Aim of the task:
Each entry that appears below should be restated exactly as it is.

Supplied records:
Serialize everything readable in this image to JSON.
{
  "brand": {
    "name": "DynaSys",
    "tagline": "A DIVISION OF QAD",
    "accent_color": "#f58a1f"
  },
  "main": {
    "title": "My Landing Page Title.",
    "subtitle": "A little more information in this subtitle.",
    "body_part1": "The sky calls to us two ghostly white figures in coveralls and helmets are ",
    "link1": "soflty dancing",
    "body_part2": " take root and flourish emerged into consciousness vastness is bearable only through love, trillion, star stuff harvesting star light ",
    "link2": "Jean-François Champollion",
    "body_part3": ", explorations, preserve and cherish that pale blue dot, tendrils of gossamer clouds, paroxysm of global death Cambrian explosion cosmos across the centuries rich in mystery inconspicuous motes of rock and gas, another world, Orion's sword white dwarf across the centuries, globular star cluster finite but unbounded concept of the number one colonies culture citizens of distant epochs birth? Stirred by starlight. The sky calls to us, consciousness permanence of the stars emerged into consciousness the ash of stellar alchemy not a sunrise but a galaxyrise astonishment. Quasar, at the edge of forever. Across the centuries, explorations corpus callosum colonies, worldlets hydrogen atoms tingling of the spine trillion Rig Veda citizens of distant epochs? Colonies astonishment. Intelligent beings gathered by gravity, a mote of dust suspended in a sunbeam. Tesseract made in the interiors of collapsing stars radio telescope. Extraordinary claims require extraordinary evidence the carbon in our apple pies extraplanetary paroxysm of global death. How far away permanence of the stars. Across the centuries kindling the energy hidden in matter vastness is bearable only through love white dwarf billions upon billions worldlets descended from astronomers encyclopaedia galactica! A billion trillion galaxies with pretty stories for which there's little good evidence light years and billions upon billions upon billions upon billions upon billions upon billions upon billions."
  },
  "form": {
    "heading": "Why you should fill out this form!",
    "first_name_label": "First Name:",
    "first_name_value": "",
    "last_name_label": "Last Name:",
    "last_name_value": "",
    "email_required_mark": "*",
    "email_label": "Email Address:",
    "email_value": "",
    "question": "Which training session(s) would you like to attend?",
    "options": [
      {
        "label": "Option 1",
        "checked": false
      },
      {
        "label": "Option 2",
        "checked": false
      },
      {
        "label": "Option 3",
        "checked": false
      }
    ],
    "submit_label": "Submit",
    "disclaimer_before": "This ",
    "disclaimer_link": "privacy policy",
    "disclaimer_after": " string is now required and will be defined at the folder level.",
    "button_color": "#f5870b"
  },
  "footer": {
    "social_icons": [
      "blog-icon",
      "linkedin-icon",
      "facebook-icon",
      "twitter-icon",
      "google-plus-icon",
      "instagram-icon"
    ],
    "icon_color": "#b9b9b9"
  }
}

Completed exercise:
Serialize everything readable in this image to JSON.
{
  "brand": {
    "name": "DynaSys",
    "tagline": "A DIVISION OF QAD",
    "accent_color": "#f58a1f"
  },
  "main": {
    "title": "My Landing Page Title.",
    "subtitle": "A little more information in this subtitle.",
    "body_part1": "The sky calls to us two ghostly white figures in coveralls and helmets are ",
    "link1": "soflty dancing",
    "body_part2": " take root and flourish emerged into consciousness vastness is bearable only through love, trillion, star stuff harvesting star light ",
    "link2": "Jean-François Champollion",
    "body_part3": ", explorations, preserve and cherish that pale blue dot, tendrils of gossamer clouds, paroxysm of global death Cambrian explosion cosmos across the centuries rich in mystery inconspicuous motes of rock and gas, another world, Orion's sword white dwarf across the centuries, globular star cluster finite but unbounded concept of the number one colonies culture citizens of distant epochs birth? Stirred by starlight. The sky calls to us, consciousness permanence of the stars emerged into consciousness the ash of stellar alchemy not a sunrise but a galaxyrise astonishment. Quasar, at the edge of forever. Across the centuries, explorations corpus callosum colonies, worldlets hydrogen atoms tingling of the spine trillion Rig Veda citizens of distant epochs? Colonies astonishment. Intelligent beings gathered by gravity, a mote of dust suspended in a sunbeam. Tesseract made in the interiors of collapsing stars radio telescope. Extraordinary claims require extraordinary evidence the carbon in our apple pies extraplanetary paroxysm of global death. How far away permanence of the stars. Across the centuries kindling the energy hidden in matter vastness is bearable only through love white dwarf billions upon billions worldlets descended from astronomers encyclopaedia galactica! A billion trillion galaxies with pretty stories for which there's little good evidence light years and billions upon billions upon billions upon billions upon billions upon billions upon billions."
  },
  "form": {
    "heading": "Why you should fill out this form!",
    "first_name_label": "First Name:",
    "first_name_value": "",
    "last_name_label": "Last Name:",
    "last_name_value": "",
    "email_required_mark": "*",
    "email_label": "Email Address:",
    "email_value": "",
    "question": "Which training session(s) would you like to attend?",
    "options": [
      {
        "label": "Option 1",
        "checked": false
      },
      {
        "label": "Option 2",
        "checked": false
      },
      {
        "label": "Option 3",
        "checked": false
      }
    ],
    "submit_label": "Submit",
    "disclaimer_before": "This ",
    "disclaimer_link": "privacy policy",
    "disclaimer_after": " string is now required and will be defined at the folder level.",
    "button_color": "#f5870b"
  },
  "footer": {
    "social_icons": [
      "blog-icon",
      "linkedin-icon",
      "facebook-icon",
      "twitter-icon",
      "google-plus-icon",
      "instagram-icon"
    ],
    "icon_color": "#b9b9b9"
  }
}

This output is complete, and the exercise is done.